So many people have gotten themselves into serious financial trouble because of their addiction to shopping. They will max out credit cards for shoes in every color of the rainbow with matching handbags. They may have a garage full of tools bought on credit or boxes of things in their closet they’ve never even opened.
Those of us who live frugal lifestyles often scoff at these shopping fanatics. Yet, being a frugal person is not without its risks, too. Sometimes frugal shoppers get so excited about their bargain hunting, they spend money they don’t need to spend on things they don’t really need just because it’s a “great deal.”
It’s very easy for a well-intentioned frugal person to get caught up in “spending to save.” You spend money stocking up on a “great buy” because it will save you money in the long run. You end up with little cash in your pocket and a hall closet overrun with shampoo and deodorant because you get nervous you may run out before the next big sale.
Whether it’s shoes or hand soap that’s causing your budget woes, it is important to determine whether you are taking your shopping habits too far.
You may be a compulsive shopper if:
- You often shop when you are angry, scared, or upset. (Retail therapy).
- You feel ashamed after a shopping trip (i.e. you hide your purchases for others).
- Your home is overrun with items you seldom wear or use.
- You use credit cards because you don’t have the cash to pay for things.
- You worry about money constantly and often juggle accounts to cover your bills.
- You are obsessed with buying the right things. You love the thrill of “the hunt.”
- You are obsessed with buying things that are a great deal.
- Your shopping habit is creating conflict with others in your life.
Shopaholics Anonymous has a couple of quizzes and checklists you can review to see if you may have compulsive spending problem. Admitting you have a problem is just the first step.
How to control compulsive spending
Shop only with cash and get rid of your credit cards. You’ll need to work on a plan to pay off your debts, but at least you won’t make the problem worse.

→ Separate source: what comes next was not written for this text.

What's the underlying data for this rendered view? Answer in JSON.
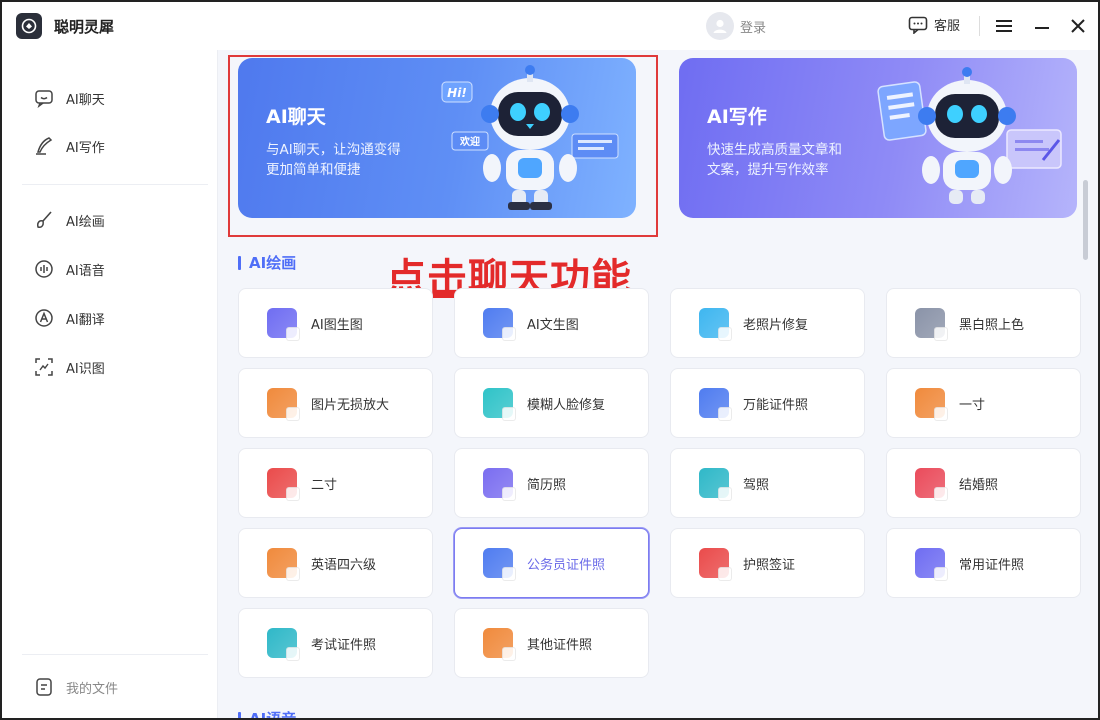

Commit to using what you have. Stop buying new items and commit to using what you have already have. We’re often tempted to throw money at problems when the real solution is already available to us.
Make a shopping list based on your needs and your budget each and every time you shop. And stick to that list! You may also want to establish money rules for yourself.
Avoid places that are triggers for bad spending decisions. You may need to take a break from Target or garage sales. Sometimes just setting foot in a store can be all it takes to cause you to overspend. Delete e-mails from retailers and unsubscribe from their lists to avoid temptation to online shop. If you absolutely must shop at a “trigger” place, bring a trusted friend who can help you avoid impulse shopping.
Be aware of the emotions that push you to shop and find healthier alternatives. For example, if you shop when you are sad or stressed, hit the gym instead of the mall. If you shop to express love for others, find other ways to show you care like making a special meal for that person or writing a heartfelt letter.
Seek professional help if you need it. Approximately 17 million people struggle with compulsive spending in the United States. You are not alone, and help is available. A therapist can help you determine the cause of your compulsive shopping and help you find ways to combat it. Groups like Spender’s Anonymous can also provide you with guidance and support and you may also want to work with an organization like Debtor’s Anonymous to tackle your debt.
Overcoming a shopping addiction can play a huge role in helping you gain control over your personal finances. Learning to buy only the things you need and can pay for goes a long way in helping you pay off your debt, feel financially secure, and begin building wealth.